## What is expected
Write every record out again exactly as shown below.

(Data records for software interfaces)
--- START ---

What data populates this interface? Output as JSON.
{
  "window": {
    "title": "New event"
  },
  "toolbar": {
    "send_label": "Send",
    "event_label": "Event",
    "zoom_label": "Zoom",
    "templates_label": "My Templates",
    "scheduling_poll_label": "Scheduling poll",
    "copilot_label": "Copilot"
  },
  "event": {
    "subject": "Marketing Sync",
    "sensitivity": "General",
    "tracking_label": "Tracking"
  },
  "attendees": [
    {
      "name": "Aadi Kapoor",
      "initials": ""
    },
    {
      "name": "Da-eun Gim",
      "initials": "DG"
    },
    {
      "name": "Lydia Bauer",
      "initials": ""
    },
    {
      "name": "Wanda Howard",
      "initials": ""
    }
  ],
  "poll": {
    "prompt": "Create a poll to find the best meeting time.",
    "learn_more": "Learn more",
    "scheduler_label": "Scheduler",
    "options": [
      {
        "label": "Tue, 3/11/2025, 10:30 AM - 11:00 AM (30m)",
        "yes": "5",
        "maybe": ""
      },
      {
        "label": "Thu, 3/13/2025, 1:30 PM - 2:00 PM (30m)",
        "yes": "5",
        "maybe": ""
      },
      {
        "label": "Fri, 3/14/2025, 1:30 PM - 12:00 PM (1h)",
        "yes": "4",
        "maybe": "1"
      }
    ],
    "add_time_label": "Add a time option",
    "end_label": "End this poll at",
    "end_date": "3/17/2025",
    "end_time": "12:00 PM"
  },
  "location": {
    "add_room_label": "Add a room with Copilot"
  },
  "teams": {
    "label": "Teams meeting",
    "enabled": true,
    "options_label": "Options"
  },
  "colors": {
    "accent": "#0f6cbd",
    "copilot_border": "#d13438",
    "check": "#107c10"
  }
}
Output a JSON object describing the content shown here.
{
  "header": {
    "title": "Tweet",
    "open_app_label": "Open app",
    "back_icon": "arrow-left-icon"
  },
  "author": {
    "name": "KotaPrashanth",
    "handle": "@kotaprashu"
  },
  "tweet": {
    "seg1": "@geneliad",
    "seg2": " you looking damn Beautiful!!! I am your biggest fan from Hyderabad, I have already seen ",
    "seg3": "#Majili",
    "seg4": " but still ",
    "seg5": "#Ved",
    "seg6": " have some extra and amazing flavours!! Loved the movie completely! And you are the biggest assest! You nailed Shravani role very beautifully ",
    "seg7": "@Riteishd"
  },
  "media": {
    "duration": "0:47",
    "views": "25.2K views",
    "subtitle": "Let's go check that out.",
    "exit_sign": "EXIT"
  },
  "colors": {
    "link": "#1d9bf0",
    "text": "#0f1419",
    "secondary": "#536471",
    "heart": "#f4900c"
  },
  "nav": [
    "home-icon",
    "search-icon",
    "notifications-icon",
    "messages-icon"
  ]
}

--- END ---

## Reply
What data populates this interface? Output as JSON.
{
  "window": {
    "title": "New event"
  },
  "toolbar": {
    "send_label": "Send",
    "event_label": "Event",
    "zoom_label": "Zoom",
    "templates_label": "My Templates",
    "scheduling_poll_label": "Scheduling poll",
    "copilot_label": "Copilot"
  },
  "event": {
    "subject": "Marketing Sync",
    "sensitivity": "General",
    "tracking_label": "Tracking"
  },
  "attendees": [
    {
      "name": "Aadi Kapoor",
      "initials": ""
    },
    {
      "name": "Da-eun Gim",
      "initials": "DG"
    },
    {
      "name": "Lydia Bauer",
      "initials": ""
    },
    {
      "name": "Wanda Howard",
      "initials": ""
    }
  ],
  "poll": {
    "prompt": "Create a poll to find the best meeting time.",
    "learn_more": "Learn more",
    "scheduler_label": "Scheduler",
    "options": [
      {
        "label": "Tue, 3/11/2025, 10:30 AM - 11:00 AM (30m)",
        "yes": "5",
        "maybe": ""
      },
      {
        "label": "Thu, 3/13/2025, 1:30 PM - 2:00 PM (30m)",
        "yes": "5",
        "maybe": ""
      },
      {
        "label": "Fri, 3/14/2025, 1:30 PM - 12:00 PM (1h)",
        "yes": "4",
        "maybe": "1"
      }
    ],
    "add_time_label": "Add a time option",
    "end_label": "End this poll at",
    "end_date": "3/17/2025",
    "end_time": "12:00 PM"
  },
  "location": {
    "add_room_label": "Add a room with Copilot"
  },
  "teams": {
    "label": "Teams meeting",
    "enabled": true,
    "options_label": "Options"
  },
  "colors": {
    "accent": "#0f6cbd",
    "copilot_border": "#d13438",
    "check": "#107c10"
  }
}
Output a JSON object describing the content shown here.
{
  "header": {
    "title": "Tweet",
    "open_app_label": "Open app",
    "back_icon": "arrow-left-icon"
  },
  "author": {
    "name": "KotaPrashanth",
    "handle": "@kotaprashu"
  },
  "tweet": {
    "seg1": "@geneliad",
    "seg2": " you looking damn Beautiful!!! I am your biggest fan from Hyderabad, I have already seen ",
    "seg3": "#Majili",
    "seg4": " but still ",
    "seg5": "#Ved",
    "seg6": " have some extra and amazing flavours!! Loved the movie completely! And you are the biggest assest! You nailed Shravani role very beautifully ",
    "seg7": "@Riteishd"
  },
  "media": {
    "duration": "0:47",
    "views": "25.2K views",
    "subtitle": "Let's go check that out.",
    "exit_sign": "EXIT"
  },
  "colors": {
    "link": "#1d9bf0",
    "text": "#0f1419",
    "secondary": "#536471",
    "heart": "#f4900c"
  },
  "nav": [
    "home-icon",
    "search-icon",
    "notifications-icon",
    "messages-icon"
  ]
}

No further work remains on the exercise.